Restate all of the data exactly.

### DATA SUPPLIED ###

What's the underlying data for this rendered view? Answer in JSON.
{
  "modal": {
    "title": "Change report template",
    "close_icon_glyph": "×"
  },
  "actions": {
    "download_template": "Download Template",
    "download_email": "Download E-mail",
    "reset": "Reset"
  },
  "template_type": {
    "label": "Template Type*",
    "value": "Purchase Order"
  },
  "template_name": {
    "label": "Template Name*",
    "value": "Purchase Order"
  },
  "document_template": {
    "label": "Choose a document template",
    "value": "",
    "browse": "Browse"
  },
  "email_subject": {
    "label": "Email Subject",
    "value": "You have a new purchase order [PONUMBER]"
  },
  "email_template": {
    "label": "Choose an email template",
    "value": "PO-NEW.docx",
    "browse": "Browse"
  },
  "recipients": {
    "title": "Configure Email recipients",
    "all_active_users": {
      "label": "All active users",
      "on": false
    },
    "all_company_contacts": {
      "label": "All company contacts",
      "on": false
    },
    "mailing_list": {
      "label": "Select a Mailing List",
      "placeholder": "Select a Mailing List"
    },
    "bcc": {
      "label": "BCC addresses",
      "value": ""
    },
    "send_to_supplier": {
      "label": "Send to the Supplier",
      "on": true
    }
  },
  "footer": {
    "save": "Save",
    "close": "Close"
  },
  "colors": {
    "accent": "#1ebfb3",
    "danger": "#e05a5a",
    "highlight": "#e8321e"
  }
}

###

SOLUTION FOR THIS PROBLEM ->
What's the underlying data for this rendered view? Answer in JSON.
{
  "modal": {
    "title": "Change report template",
    "close_icon_glyph": "×"
  },
  "actions": {
    "download_template": "Download Template",
    "download_email": "Download E-mail",
    "reset": "Reset"
  },
  "template_type": {
    "label": "Template Type*",
    "value": "Purchase Order"
  },
  "template_name": {
    "label": "Template Name*",
    "value": "Purchase Order"
  },
  "document_template": {
    "label": "Choose a document template",
    "value": "",
    "browse": "Browse"
  },
  "email_subject": {
    "label": "Email Subject",
    "value": "You have a new purchase order [PONUMBER]"
  },
  "email_template": {
    "label": "Choose an email template",
    "value": "PO-NEW.docx",
    "browse": "Browse"
  },
  "recipients": {
    "title": "Configure Email recipients",
    "all_active_users": {
      "label": "All active users",
      "on": false
    },
    "all_company_contacts": {
      "label": "All company contacts",
      "on": false
    },
    "mailing_list": {
      "label": "Select a Mailing List",
      "placeholder": "Select a Mailing List"
    },
    "bcc": {
      "label": "BCC addresses",
      "value": ""
    },
    "send_to_supplier": {
      "label": "Send to the Supplier",
      "on": true
    }
  },
  "footer": {
    "save": "Save",
    "close": "Close"
  },
  "colors": {
    "accent": "#1ebfb3",
    "danger": "#e05a5a",
    "highlight": "#e8321e"
  }
}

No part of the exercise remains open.